Warner delivers a TrueHD mix, a fine effort, although a bit quiet in terms of general volume. This one needs a bit of a pick-me-up to get started. Once going, you’ll find the dialogue is rendered perfectly, precise and free of any problems. Welcome to modern audio design.
Ambiance is a bit of a premium, street-level scenes never really coming alive with sounds of traffic or chatter of the public. The fronts handle most of the heavy lifting, if you call it that.
It’s almost until the end that the mix really kicks in, a great church organ at 1:27:30 producing an awesome low-end that is so natural and smooth, the old stand-by of, “It sounds like you’re there” actually does qualify. There’s a brief moment earlier where Gervais’ brain gets re-wired, generating a glimpse of surround use and another jolt of bass. It’s all center-loaded from there.

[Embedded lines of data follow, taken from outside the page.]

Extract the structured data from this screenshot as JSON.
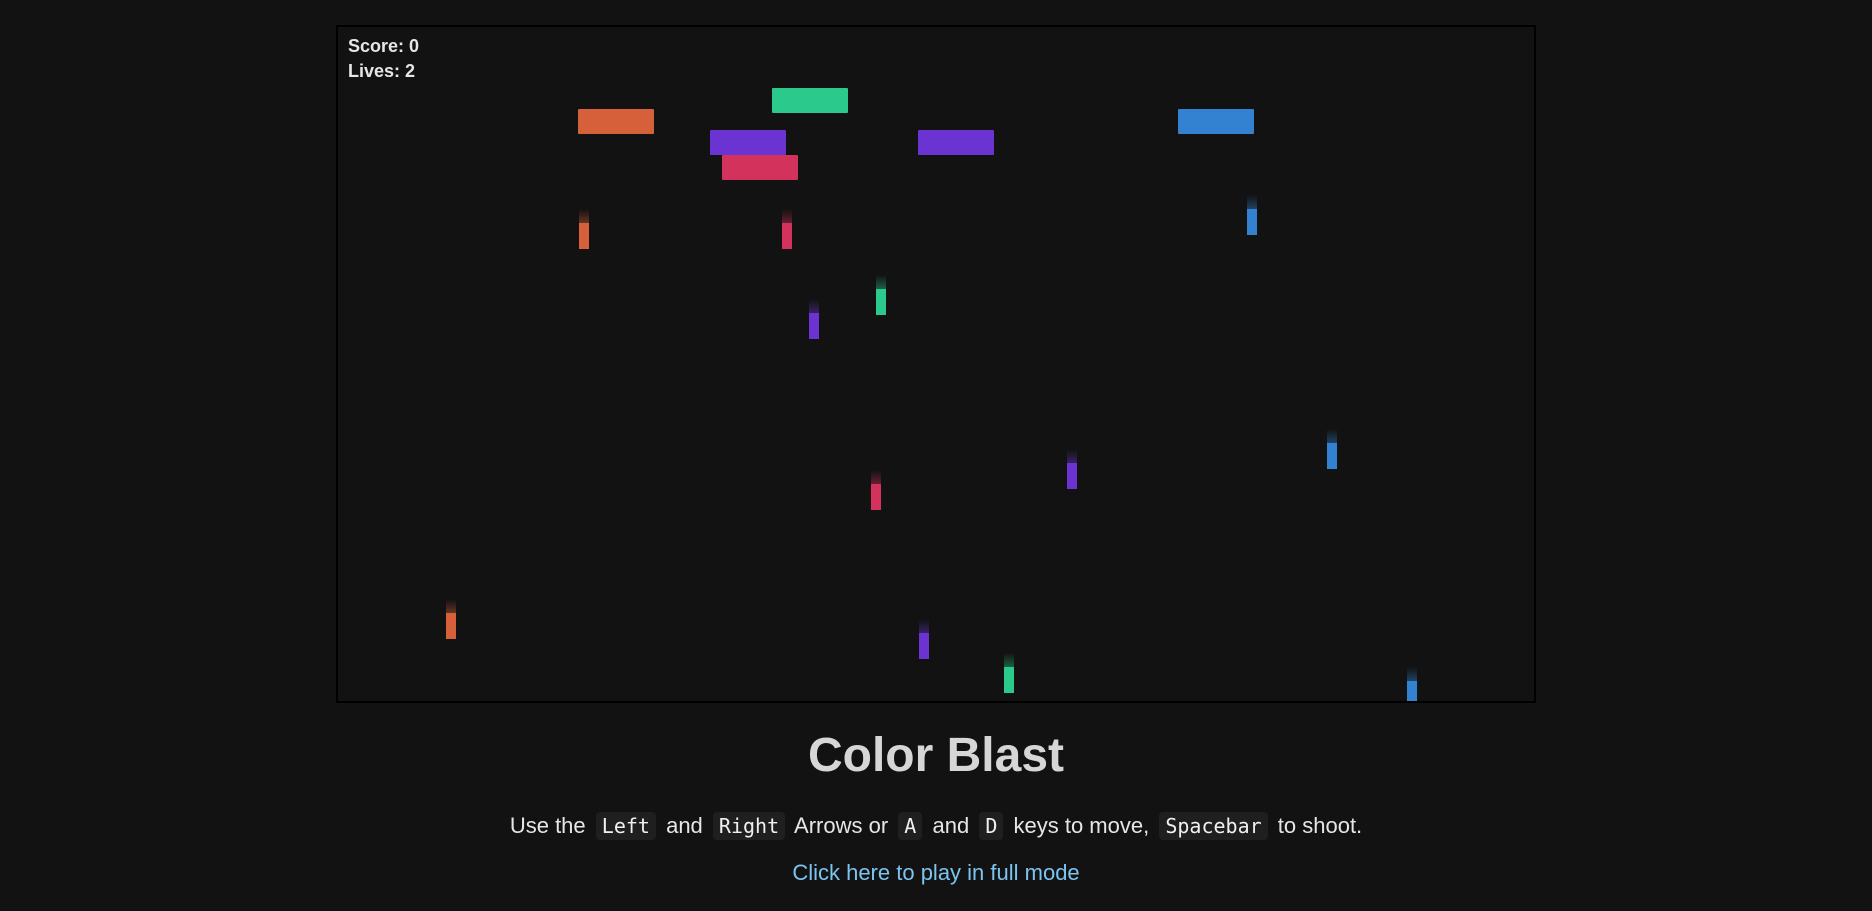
{
  "hud": {
    "score_label": "Score: 0",
    "lives_label": "Lives: 2"
  },
  "colors": {
    "orange": "#d5603a",
    "green": "#2bc98b",
    "purple": "#6c33d3",
    "pink": "#d3325d",
    "blue": "#3282d1"
  },
  "page": {
    "title": "Color Blast",
    "instructions": {
      "t1": "Use the",
      "k1": "Left",
      "t2": "and",
      "k2": "Right",
      "t3": "Arrows or",
      "k3": "A",
      "t4": "and",
      "k4": "D",
      "t5": "keys to move,",
      "k5": "Spacebar",
      "t6": "to shoot."
    },
    "link_text": "Click here to play in full mode"
  }
}
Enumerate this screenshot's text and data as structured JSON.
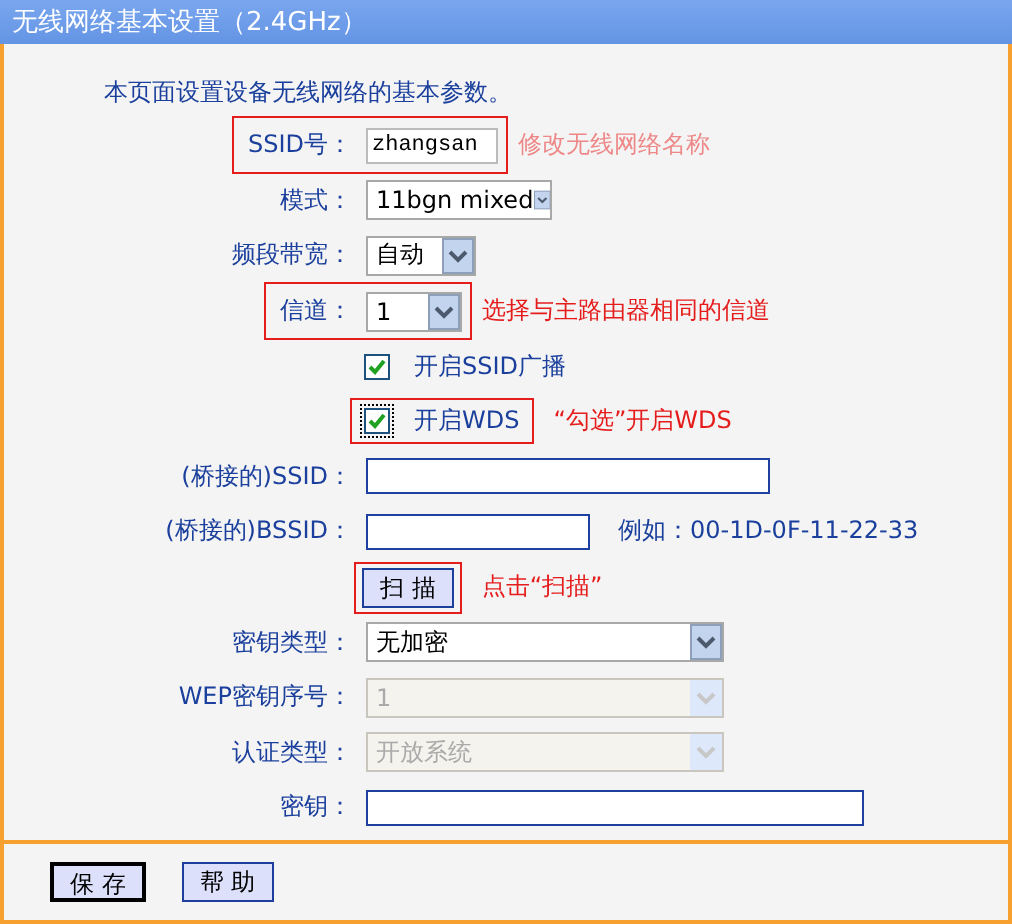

The Dawn of Lying begins the extras, actually a deleted scene turned into a small short about the first human lie back in the days of the caveman. Meet Karl Pilkington is a small featurette about Gervais’ co-host becoming an extra in Boston during the shoot. A Truly Honest Making-of is general fluff, with some fun footage from the set. Four video podcasts total about 10-minutes, followed by a nice set of outtakes for five minutes.